Work Matters

With work-from-home orders in place, more and more of the population have traded their work environment at an office for one at home. People are having to deal with new demands, such as contending with new routines and acclimatising to working where they previously have otherwise not. This can be difficult. However, there are things which can make it easier. Here are a few tips and pieces of advice to help you stay on top of work matters while working from home.

Working Space

The home is the home. While you’re comfortable there, you may not have worked from home before. A designated space can be a great way to transition from a home mindset to a work mindset. There is a threshold which, when crossed, begins the workday. To further facilitate this transition, boundaries can be set between you and those you live with. For example, if the children come home while you’re still working then it might be best practice that certain understandings and agreements are in place so you can continue to work.

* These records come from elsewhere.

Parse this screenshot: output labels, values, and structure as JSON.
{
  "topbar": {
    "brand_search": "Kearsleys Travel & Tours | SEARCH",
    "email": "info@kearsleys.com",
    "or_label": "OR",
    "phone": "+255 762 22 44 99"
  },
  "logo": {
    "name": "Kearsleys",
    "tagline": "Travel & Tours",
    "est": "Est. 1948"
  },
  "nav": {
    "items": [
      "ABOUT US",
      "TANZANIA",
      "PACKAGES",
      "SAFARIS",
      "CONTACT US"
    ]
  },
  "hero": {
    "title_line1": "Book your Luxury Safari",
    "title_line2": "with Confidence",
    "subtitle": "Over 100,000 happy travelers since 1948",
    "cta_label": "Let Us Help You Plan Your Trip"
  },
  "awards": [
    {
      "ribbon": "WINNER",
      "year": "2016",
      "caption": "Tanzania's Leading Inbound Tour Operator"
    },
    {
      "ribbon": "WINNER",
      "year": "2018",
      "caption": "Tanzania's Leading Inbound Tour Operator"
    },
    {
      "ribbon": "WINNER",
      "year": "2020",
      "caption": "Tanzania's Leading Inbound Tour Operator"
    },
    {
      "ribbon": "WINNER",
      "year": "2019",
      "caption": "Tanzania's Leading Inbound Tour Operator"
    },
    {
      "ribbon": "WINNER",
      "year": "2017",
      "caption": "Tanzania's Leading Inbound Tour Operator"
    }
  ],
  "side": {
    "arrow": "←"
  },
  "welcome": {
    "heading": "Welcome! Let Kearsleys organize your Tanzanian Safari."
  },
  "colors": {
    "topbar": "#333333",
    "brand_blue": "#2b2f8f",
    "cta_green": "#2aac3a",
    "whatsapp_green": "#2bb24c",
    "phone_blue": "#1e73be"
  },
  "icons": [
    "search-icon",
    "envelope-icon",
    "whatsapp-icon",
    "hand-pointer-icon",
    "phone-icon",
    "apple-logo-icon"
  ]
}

Many workers have improvised to replicate work stations by, for instance, using ironing boards as standing desks – probably secure in the knowledge that, while these DIY desks look precarious, their business’s general liability insurance covers work-provided equipment like laptops and monitors even while working remotely. Others have adapted to their new environment and have changed how they work. It is all about comfort.

Regular Work Hours

It’s hard to talk about space without talking about time. It is great to have a space to go to which is associated with work. However, when does the day begin? There is a danger work permeates the home to a greater degree. The workday begins and ends with no fixed points. That needn’t be the case, though. New routines can be formed, and it is necessary that they are.

Depending on the job, employers might ask you to sign into a portal or join a zoom call which indicates you are beginning work. This can be helpful as it provides clear events for the start of a shift. Similar practices can finish the shift too.

For others, the working day may be more self-directed, meaning that as long as the employer receives the work by a deadline, or other such arrangements, then it is up to you when you do that work. Instilling a routine should still be paramount. Work has its time. If there is a particular period of the day in which you feel most focussed, and, therefore, productive, schedule yourself to be working then. Remember, days which begin must end.


The casual distraction and disruption of the working day by colleagues is now virtually accomplished. The demand for ‘office noise’ ambience on music streaming services and online radios has risen as workers miss it. It is more important than ever to reach out, even over communicate with colleagues. Both to ensure work goals and progress are clear and to connect with those you have relationships with. They can break up what can feel like an isolating situation, and you might be doing the same for them. You are still working together.